======== Material for the task

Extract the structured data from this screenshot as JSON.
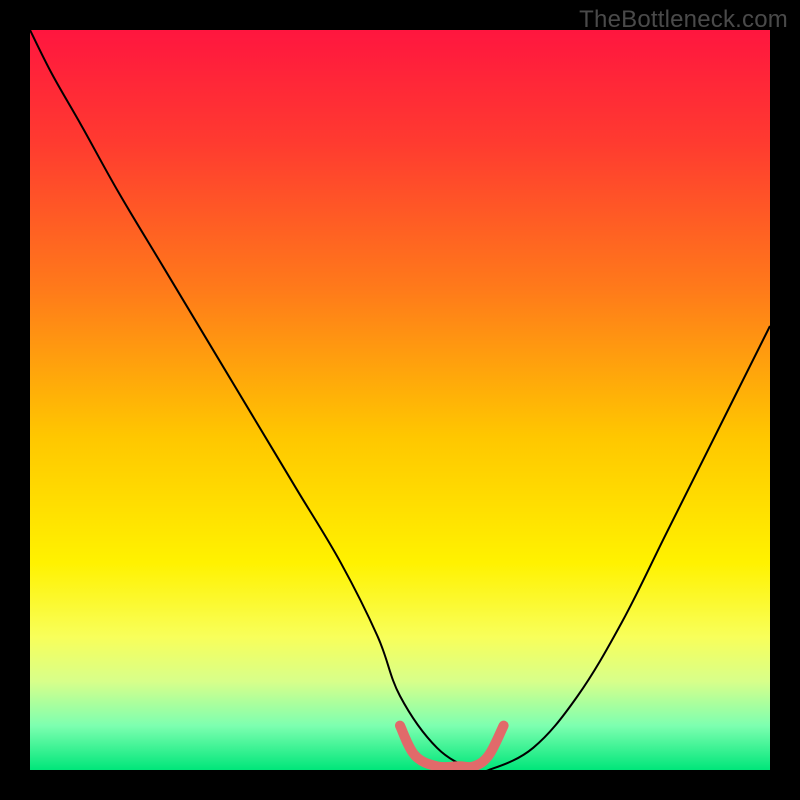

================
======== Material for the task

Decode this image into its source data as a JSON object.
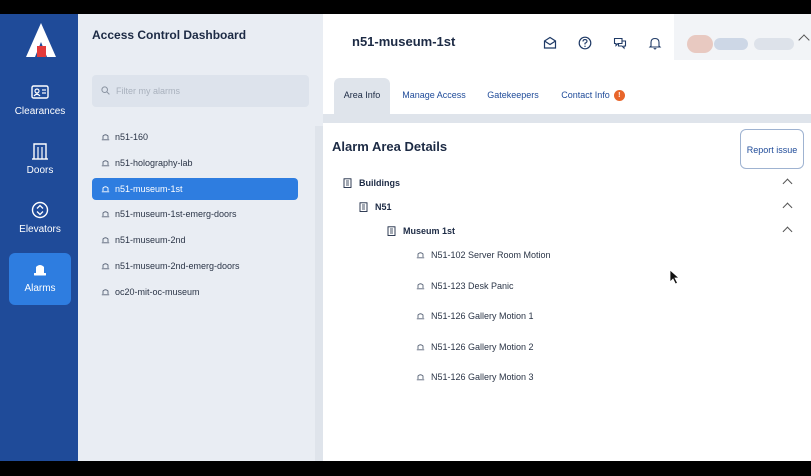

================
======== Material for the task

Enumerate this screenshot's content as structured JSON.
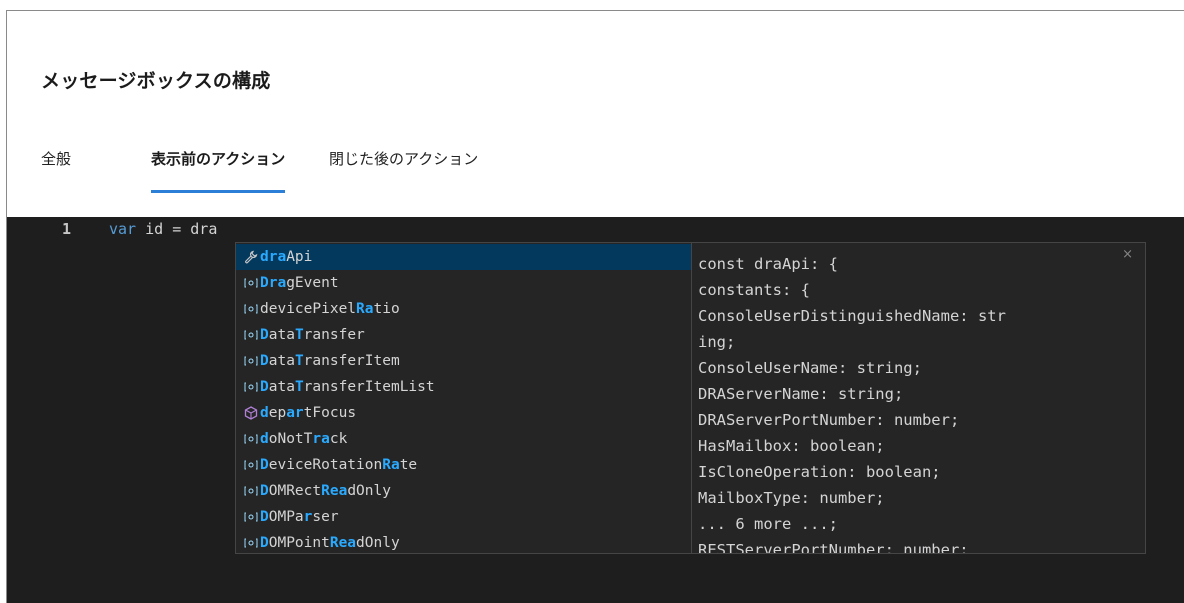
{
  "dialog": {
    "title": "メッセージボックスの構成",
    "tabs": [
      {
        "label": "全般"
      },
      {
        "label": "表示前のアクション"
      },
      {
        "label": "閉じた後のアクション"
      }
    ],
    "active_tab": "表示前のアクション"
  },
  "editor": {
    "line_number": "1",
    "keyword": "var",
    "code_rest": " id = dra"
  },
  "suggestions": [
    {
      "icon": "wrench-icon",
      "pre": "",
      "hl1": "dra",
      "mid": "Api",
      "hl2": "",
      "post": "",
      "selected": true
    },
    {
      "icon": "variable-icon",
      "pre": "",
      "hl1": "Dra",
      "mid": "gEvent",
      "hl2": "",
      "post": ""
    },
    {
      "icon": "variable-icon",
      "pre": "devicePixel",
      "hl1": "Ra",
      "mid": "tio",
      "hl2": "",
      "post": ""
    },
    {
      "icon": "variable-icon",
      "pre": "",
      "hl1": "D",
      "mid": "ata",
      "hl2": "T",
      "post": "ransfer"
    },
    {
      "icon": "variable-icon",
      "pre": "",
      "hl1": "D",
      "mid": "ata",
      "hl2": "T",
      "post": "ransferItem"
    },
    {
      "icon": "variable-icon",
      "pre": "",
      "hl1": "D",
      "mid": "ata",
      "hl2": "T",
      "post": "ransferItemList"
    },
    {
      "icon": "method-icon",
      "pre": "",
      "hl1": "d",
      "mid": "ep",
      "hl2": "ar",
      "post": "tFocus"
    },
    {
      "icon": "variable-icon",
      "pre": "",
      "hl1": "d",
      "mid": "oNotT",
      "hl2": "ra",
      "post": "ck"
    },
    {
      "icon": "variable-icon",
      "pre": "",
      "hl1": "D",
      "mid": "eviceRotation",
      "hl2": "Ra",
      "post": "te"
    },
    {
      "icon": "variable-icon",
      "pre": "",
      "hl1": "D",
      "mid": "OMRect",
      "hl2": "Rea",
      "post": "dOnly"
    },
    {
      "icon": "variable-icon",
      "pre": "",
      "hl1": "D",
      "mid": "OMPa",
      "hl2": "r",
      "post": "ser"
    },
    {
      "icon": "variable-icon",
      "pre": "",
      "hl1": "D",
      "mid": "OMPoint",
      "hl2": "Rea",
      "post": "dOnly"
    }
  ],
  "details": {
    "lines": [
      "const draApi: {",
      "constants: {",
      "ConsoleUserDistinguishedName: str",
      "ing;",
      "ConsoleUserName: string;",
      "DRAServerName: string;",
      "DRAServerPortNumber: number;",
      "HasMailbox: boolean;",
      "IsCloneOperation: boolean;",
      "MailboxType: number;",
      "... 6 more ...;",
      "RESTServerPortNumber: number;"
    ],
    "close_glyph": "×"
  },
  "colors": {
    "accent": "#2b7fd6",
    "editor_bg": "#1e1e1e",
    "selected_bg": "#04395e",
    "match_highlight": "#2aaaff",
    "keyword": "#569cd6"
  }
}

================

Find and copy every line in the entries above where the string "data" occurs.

Task solution:
Extract the structured data from this screenshot as JSON.
Decode this image into its source data as a JSON object.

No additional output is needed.